(Data records for software interfaces)
===

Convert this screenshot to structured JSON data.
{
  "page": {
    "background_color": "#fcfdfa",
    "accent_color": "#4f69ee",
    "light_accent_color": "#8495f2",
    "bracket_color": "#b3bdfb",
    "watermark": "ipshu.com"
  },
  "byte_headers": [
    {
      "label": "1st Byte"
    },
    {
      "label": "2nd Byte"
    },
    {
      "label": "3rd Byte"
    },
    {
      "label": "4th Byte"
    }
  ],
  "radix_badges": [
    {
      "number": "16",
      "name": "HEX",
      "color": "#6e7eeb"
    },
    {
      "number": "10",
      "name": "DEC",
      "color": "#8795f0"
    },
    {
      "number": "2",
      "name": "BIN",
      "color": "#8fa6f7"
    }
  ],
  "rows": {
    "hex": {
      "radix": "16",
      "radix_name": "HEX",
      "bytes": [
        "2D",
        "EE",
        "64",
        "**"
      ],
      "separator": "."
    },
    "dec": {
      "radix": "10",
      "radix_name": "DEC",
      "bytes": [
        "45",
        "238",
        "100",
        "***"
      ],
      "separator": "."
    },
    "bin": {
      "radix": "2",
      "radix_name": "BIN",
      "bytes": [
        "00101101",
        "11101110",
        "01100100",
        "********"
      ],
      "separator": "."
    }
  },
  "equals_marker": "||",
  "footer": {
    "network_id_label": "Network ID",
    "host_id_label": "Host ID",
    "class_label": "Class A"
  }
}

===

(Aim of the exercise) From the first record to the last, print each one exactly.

(Task response)
Convert this screenshot to structured JSON data.
{
  "page": {
    "background_color": "#fcfdfa",
    "accent_color": "#4f69ee",
    "light_accent_color": "#8495f2",
    "bracket_color": "#b3bdfb",
    "watermark": "ipshu.com"
  },
  "byte_headers": [
    {
      "label": "1st Byte"
    },
    {
      "label": "2nd Byte"
    },
    {
      "label": "3rd Byte"
    },
    {
      "label": "4th Byte"
    }
  ],
  "radix_badges": [
    {
      "number": "16",
      "name": "HEX",
      "color": "#6e7eeb"
    },
    {
      "number": "10",
      "name": "DEC",
      "color": "#8795f0"
    },
    {
      "number": "2",
      "name": "BIN",
      "color": "#8fa6f7"
    }
  ],
  "rows": {
    "hex": {
      "radix": "16",
      "radix_name": "HEX",
      "bytes": [
        "2D",
        "EE",
        "64",
        "**"
      ],
      "separator": "."
    },
    "dec": {
      "radix": "10",
      "radix_name": "DEC",
      "bytes": [
        "45",
        "238",
        "100",
        "***"
      ],
      "separator": "."
    },
    "bin": {
      "radix": "2",
      "radix_name": "BIN",
      "bytes": [
        "00101101",
        "11101110",
        "01100100",
        "********"
      ],
      "separator": "."
    }
  },
  "equals_marker": "||",
  "footer": {
    "network_id_label": "Network ID",
    "host_id_label": "Host ID",
    "class_label": "Class A"
  }
}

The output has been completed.